This critique can perhaps best be seen when Howe gives his answer to the problem of induction. He assumes that the common natures will necessarily remain unchanged. Who says? If the real relations (common natures) between particulars are chance generated there's nothing that prevents them from simply breaking those relations in the future. You're better off being a nominalist then. Or you can claim that the relations are due to God's decree in creation, but then you must follow through and say that they will sustain those relations because of providence and nothing else. God can change those relations whenever He likes - so the problem of induction remains for Howe who does not depend on God's revelation in Scripture when doing epistemology.
Finally, God's revelation doesn't reach men because of moderate realism, it reaches men because has ordained that it will. He has made men (subjects), and he has made objects (the rest of creation). There is no autonomy in the human knowing process that is not dependent on Creation, hence knowing God is inescapable.
We'll attempt a longer critique in the near future.
 SpringerLink. 2022. Nominalism and Idealism | SpringerLink. [ONLINE] Available at: https://link.springer.com/article/10.1007/s10516-011-9150-3. [Accessed 23 June 2022].
 Plato believed in the realm of forms where they exist entirely apart from their particular instantiations of them - for example, horseness exists in the real of forms quite independently of the particular horses we might encounter on Earth.
 Howe, Thomas. Objectivity in Biblical Interpretation (p. 211). Thomas A. Howe, PhD. Kindle Edition.
 Ibid. p. 211
 Ibid. p. 214
 Ibid. p. 214
 Ibid. p. 214
 Ibid. p. 214
 Ibid. p. 216
 Ibid. p. 218
 Ibid. p. 219
 Ibid. p. 219
 Ibid. p. 225 -226
 Ibid. p. 226
 Ibid. p. 228
 Ibid. p. 229
 Ibid. p. 231
 Ibid. p. 233
 Ibid. p. 234
 Ibid. p. 236
 Ibid. p. 239
 Ibid. p. 239
 Ibid. p. 239
 Ibid. p. 243
 Ibid. p. 245
 Ibid. p.246
 Ibid. p.247
 Ibid. p.249
 Ibid. p.251
 Ibid. p.252
 Ibid. p.253

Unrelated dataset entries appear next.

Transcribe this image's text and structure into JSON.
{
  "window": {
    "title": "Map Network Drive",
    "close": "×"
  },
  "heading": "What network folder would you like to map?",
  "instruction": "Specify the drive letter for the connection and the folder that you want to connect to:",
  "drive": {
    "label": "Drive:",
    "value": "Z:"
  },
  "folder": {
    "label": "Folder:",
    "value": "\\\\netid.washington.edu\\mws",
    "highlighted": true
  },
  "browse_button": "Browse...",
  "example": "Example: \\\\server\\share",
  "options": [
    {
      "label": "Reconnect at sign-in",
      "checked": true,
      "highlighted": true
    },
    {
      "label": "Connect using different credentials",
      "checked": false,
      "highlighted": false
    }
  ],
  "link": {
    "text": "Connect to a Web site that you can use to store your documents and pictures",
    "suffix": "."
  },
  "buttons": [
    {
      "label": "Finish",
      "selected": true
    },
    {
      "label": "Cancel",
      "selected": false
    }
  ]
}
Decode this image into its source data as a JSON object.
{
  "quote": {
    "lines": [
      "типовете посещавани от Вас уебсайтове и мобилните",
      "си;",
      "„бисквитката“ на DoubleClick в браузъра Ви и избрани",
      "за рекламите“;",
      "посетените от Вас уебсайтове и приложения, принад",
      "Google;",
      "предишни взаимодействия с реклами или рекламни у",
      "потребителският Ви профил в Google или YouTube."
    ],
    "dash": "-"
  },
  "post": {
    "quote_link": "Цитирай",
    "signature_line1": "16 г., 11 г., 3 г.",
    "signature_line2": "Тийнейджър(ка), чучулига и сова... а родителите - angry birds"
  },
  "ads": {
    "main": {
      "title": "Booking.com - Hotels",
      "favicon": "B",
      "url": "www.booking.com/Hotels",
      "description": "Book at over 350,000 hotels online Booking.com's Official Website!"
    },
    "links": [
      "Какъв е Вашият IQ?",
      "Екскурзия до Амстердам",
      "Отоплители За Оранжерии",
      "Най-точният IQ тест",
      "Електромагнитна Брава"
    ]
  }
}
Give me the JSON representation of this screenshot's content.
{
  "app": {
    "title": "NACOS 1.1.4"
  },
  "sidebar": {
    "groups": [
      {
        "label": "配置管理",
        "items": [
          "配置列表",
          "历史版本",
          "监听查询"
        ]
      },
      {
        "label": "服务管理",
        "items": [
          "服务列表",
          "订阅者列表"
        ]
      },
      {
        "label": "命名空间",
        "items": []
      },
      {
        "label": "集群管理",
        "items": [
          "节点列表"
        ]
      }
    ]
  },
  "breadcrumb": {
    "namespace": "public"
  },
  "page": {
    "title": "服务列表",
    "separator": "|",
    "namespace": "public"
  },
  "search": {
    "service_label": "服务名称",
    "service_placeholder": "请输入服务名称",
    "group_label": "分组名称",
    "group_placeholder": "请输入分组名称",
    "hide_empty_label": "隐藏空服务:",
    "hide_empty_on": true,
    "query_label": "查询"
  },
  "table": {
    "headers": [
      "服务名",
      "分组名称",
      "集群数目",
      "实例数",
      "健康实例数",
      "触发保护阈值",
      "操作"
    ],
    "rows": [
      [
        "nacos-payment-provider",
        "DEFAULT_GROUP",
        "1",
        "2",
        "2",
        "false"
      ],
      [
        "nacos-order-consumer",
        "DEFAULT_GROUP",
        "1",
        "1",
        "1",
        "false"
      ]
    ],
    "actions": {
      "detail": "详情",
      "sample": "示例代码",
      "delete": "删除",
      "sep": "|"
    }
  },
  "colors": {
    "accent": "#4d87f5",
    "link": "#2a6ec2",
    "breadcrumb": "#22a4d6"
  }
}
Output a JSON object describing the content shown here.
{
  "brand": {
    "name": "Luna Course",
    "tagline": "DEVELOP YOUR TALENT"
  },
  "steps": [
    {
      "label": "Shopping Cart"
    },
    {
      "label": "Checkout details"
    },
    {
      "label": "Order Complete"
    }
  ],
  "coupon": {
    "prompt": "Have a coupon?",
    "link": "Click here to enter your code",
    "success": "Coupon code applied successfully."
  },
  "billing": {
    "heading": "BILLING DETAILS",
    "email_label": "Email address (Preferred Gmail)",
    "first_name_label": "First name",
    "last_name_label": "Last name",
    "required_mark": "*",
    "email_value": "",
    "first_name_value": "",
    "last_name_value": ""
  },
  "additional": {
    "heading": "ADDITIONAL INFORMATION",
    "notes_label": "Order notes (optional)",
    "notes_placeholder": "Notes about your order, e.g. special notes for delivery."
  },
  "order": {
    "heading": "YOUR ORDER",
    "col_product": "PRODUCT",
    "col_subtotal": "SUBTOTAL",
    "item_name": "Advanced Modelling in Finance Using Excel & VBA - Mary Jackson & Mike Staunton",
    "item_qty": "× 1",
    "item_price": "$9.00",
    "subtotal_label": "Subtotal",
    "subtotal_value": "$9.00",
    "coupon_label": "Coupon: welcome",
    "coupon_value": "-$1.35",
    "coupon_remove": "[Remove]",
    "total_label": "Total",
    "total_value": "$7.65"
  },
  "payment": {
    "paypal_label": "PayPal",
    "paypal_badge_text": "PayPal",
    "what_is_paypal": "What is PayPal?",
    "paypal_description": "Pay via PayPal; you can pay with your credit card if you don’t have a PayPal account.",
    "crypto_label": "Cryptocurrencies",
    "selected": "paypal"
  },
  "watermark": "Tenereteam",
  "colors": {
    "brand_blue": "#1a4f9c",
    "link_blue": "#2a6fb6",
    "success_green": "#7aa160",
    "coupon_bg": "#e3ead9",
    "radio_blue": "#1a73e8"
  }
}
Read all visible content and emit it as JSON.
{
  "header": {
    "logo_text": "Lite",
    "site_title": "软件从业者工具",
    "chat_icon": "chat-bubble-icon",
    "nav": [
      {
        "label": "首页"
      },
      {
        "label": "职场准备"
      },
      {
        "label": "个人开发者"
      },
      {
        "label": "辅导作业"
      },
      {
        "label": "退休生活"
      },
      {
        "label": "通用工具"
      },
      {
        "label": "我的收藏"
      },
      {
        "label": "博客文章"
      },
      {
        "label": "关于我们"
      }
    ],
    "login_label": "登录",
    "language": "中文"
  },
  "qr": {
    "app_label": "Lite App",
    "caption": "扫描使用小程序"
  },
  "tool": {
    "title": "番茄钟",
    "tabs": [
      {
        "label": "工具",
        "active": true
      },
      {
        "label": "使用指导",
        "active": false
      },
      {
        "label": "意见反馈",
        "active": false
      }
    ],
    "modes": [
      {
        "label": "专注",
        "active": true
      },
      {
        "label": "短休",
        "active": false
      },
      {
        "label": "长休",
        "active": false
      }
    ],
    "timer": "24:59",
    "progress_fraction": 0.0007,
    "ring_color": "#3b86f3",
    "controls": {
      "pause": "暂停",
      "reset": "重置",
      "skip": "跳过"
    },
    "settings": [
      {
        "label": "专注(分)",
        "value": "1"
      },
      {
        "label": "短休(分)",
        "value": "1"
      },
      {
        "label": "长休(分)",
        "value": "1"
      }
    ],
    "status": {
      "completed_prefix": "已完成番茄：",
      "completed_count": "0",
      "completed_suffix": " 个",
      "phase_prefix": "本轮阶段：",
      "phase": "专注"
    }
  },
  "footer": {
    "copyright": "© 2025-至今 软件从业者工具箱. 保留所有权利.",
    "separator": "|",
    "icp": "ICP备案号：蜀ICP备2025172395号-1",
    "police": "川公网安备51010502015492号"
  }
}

 Ibid. p.254
 Ibid. p.256
 Ibid. p.259
 Ibid. p.259 - p.260
 Cornelius Van Til, An Introduction to Systematic Theology (The Presbyterian and Reformed Publishing Company: Phillipsburg, NJ, 1979), 46.
 Ibid. p. 46
 Cornelius Van Til, The Hope of God-Sermons and Addresses (The Presbyterian and Reformed Publishing Company: Phillipsburg, NJ, 1978), 280.
 Cornelius Van Til, The Reformed Pastor and Modern Thought (The Presbyterian and Reformed Publishing Company: Phillipsburg, NJ, 1980), 86.